Following an earlier ruling this month by a Federal District Court, the N.C.A.A. announced on Saturday that they will appeal a ruling which found preventing student athletes from being paid in addition to scholarships and related athletic costs violates anti-trust law.
Donald Remy, the N.C.A.A.’s chief legal officer, released a statement saying, “We believe, and the Supreme Court has recognized, that N.C.A.A. member schools and conferences are best positioned to strengthen and revise their rules to better support student-athletes, rather than forcing these issues into continuous litigation.”
This latest decision, from Judge Claudia Wilken in the United States District Court for the Northern District of California, ended up succeeding plaintiffs’ hopes. Filed by a class of Division 1 men’s and women’s basketball and football players, the suit which led to the decision argued that the N.C.A.A.’s collegiate model, broadly known as “amateurism,” was illegal collusion, and requested the court to let specific conferences set up their own rules regarding payment caps and similar restrictions.
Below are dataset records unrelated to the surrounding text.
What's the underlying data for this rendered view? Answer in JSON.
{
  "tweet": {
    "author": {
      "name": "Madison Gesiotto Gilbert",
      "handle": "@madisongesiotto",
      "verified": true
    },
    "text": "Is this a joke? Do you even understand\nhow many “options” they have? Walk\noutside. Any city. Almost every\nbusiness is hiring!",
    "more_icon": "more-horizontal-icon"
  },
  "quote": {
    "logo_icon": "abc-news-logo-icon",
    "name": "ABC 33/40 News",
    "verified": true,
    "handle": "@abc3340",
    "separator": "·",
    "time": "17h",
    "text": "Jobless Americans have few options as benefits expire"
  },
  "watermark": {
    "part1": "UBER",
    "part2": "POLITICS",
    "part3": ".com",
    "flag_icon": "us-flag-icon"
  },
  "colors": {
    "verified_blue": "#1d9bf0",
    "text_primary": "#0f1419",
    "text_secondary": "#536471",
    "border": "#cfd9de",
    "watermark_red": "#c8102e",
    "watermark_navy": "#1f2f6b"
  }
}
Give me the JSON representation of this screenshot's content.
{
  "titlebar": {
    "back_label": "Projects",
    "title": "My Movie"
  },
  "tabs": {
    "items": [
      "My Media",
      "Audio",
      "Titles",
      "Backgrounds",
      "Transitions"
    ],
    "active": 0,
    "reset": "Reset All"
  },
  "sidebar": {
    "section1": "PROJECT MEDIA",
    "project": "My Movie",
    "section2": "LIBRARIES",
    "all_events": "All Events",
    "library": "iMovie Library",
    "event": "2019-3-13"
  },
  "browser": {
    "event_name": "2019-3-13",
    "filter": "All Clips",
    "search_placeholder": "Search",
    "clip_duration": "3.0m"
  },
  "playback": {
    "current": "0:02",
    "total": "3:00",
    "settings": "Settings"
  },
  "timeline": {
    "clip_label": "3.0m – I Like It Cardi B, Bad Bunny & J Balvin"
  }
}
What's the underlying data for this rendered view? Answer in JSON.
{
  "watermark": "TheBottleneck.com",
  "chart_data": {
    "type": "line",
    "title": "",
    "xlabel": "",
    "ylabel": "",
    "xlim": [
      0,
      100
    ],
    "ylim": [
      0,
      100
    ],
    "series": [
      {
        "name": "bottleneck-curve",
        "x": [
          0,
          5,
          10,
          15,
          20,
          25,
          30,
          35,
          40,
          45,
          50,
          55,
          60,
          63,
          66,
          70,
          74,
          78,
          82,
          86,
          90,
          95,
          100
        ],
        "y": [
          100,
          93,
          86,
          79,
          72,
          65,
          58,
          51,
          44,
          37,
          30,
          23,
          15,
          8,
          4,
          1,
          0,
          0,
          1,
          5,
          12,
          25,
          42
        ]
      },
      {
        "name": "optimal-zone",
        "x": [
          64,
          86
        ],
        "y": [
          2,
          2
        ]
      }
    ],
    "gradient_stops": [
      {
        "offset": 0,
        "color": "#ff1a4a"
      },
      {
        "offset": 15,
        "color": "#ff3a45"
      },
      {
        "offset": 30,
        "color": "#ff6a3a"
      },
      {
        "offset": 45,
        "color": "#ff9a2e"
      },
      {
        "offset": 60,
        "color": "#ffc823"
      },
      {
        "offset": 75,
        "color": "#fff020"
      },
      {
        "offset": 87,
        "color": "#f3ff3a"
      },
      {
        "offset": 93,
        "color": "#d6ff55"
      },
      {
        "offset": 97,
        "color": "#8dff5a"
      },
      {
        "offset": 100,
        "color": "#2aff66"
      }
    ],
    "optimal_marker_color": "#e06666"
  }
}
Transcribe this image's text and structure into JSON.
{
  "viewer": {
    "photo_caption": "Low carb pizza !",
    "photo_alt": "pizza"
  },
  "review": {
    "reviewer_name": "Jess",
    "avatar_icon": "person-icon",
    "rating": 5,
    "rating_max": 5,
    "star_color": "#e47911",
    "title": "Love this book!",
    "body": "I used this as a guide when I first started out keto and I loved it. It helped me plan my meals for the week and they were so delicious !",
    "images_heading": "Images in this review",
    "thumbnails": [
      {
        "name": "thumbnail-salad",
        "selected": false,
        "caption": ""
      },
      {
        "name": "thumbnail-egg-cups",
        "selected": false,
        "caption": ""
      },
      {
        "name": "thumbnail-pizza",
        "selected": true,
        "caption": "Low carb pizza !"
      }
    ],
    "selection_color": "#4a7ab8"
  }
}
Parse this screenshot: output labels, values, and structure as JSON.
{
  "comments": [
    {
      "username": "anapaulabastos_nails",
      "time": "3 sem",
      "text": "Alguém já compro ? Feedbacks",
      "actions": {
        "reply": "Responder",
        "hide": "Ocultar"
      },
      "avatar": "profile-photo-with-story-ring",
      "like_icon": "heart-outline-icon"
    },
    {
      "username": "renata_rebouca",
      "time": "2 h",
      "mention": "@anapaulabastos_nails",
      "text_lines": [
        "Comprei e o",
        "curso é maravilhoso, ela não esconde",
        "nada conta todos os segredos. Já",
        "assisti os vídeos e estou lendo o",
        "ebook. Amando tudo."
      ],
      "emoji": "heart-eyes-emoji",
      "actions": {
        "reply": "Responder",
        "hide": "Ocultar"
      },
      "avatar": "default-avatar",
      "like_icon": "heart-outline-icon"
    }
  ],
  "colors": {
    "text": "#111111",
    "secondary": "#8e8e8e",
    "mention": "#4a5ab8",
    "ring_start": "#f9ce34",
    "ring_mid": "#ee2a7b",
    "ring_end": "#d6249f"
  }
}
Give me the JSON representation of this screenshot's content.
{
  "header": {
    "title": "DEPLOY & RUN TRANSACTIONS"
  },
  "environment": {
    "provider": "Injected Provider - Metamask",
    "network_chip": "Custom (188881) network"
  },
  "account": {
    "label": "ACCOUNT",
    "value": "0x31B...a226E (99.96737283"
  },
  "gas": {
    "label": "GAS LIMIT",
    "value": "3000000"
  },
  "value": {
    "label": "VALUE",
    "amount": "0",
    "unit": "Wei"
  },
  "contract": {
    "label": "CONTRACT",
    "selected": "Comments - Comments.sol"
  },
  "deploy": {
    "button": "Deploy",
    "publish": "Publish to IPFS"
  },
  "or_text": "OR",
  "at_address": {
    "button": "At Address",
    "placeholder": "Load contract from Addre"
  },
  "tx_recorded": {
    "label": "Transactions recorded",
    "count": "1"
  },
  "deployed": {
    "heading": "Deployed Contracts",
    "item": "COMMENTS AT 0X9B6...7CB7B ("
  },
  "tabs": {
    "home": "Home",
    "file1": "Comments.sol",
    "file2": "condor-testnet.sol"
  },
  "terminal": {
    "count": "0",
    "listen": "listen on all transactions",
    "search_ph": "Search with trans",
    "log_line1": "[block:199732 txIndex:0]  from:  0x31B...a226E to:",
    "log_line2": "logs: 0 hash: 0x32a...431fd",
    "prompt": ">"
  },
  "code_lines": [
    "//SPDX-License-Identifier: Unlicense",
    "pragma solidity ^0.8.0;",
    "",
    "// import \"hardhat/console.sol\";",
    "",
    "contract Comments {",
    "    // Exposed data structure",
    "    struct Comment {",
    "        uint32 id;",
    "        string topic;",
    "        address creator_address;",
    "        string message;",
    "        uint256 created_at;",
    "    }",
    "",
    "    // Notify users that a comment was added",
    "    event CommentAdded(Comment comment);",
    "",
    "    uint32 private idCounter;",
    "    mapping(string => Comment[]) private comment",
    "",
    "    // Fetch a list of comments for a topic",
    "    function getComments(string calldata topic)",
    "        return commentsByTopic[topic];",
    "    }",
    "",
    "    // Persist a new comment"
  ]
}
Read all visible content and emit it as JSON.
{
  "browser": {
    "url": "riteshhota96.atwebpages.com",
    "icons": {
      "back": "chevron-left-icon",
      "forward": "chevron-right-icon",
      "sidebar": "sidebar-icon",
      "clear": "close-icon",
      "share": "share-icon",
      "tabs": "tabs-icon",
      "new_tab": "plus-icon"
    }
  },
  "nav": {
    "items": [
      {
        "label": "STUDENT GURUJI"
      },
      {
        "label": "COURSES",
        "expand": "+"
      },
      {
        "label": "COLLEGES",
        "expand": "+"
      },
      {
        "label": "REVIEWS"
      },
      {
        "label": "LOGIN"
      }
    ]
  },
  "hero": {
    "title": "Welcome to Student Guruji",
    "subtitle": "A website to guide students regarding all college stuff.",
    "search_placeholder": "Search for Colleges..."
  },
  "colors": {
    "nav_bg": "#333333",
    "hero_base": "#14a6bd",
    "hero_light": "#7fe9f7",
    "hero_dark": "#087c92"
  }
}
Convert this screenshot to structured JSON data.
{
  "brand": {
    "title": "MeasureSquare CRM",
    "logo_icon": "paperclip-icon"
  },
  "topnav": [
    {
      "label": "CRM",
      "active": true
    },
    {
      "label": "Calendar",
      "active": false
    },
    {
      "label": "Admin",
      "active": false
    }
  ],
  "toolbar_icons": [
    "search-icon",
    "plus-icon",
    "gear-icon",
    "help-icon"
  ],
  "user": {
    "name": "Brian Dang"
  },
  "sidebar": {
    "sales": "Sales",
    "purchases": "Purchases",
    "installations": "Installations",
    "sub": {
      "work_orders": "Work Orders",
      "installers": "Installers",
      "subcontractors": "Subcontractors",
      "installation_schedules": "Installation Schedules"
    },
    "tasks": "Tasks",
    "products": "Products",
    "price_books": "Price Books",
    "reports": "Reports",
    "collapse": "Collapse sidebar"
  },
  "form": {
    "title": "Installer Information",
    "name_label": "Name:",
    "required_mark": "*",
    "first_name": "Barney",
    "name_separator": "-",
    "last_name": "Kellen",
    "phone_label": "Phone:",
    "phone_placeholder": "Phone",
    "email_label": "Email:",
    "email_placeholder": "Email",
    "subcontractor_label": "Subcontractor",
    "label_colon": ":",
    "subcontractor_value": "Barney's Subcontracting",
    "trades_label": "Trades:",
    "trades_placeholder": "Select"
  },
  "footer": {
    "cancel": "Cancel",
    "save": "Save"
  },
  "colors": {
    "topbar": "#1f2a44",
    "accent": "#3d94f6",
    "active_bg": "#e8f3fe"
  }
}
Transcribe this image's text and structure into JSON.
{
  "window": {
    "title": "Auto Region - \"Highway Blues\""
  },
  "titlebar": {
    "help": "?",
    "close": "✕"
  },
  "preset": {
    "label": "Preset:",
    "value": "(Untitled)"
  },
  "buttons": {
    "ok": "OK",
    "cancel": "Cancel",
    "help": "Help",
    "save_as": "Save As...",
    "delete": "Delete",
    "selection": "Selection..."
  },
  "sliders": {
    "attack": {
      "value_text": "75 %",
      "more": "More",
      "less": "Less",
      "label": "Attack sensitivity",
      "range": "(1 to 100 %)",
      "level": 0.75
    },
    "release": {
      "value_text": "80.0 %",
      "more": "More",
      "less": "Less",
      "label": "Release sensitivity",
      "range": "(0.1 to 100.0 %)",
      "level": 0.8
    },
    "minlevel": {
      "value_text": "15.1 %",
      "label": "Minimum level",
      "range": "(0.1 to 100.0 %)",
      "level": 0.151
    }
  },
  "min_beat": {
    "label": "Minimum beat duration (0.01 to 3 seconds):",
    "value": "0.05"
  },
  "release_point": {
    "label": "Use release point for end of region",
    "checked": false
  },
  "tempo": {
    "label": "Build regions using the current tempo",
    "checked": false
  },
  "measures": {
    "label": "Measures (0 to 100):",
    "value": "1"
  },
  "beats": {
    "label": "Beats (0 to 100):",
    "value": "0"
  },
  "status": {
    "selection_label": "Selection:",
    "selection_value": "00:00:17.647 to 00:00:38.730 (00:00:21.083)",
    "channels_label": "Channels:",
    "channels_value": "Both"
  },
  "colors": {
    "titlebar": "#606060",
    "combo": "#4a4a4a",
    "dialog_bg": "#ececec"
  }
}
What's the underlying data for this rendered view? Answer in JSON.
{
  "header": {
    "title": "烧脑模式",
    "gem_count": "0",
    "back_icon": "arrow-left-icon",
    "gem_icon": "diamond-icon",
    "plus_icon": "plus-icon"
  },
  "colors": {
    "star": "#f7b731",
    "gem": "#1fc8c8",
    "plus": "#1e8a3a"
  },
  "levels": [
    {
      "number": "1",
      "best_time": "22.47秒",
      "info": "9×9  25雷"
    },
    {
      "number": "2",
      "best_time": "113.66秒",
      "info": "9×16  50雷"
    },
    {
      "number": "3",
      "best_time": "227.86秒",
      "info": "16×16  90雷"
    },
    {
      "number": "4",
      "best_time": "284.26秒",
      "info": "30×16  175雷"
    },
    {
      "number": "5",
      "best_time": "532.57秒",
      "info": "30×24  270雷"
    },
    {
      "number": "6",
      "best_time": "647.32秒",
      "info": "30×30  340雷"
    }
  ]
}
Judge Wilken agreed that the N.C.A.A.’s rules violated anti-trust laws, but in lieu of the plaintiffs’ proposal, she suggested that colleges should be allowed to provide athletes with necessary educational items, like computers. This would let the N.C.A.A. continue to place restrictions on cash payments in exchange for athletic costs, while allowing athletes to be further compensated for their education in ways beyond scholarships. In making her decision, she cited a similar ruling from 2015, out of the United States Court of Appeals for the Ninth Circuit, suggesting athletic payments be, “tethered to education.”
While the ruling was not a major blow for the N.C.A.A., Remy has stated the organization’s main goal at this point is to get the courts out of college athletics all together. “While the district court upheld the distinction between full-time students who play college sports and professional athletes, it erred by giving itself authority to micromanage decisions about education-related support,” he said.
Judge Wilken’s decision is the latest chapter in an ongoing battle between the N.C.A.A. and those that feel it should be illegal to prevent student athletes from being paid. In addition to violating anti-trust law, many feels this is unfair given the billions of dollars universities generate through their athletic programs every year.
Serving Your Anti-Trust Needs
As anyone currently enjoying March Madness knows, the N.C.A.A. is a force to be reckoned with. They are also a good example of how important it is to have experienced counsel on your side when going up against a powerful organization.
At MR Civil Justice, our Dallas anti-trust attorneys are able to handle a range of business litigation needs. We know that these disputes can be complex, which is why our skilled legal team is here to make sure you have representation you can trust.
Contact an anti-trust lawyer today, at (214) 739-0100, or click here to schedule a free consultation.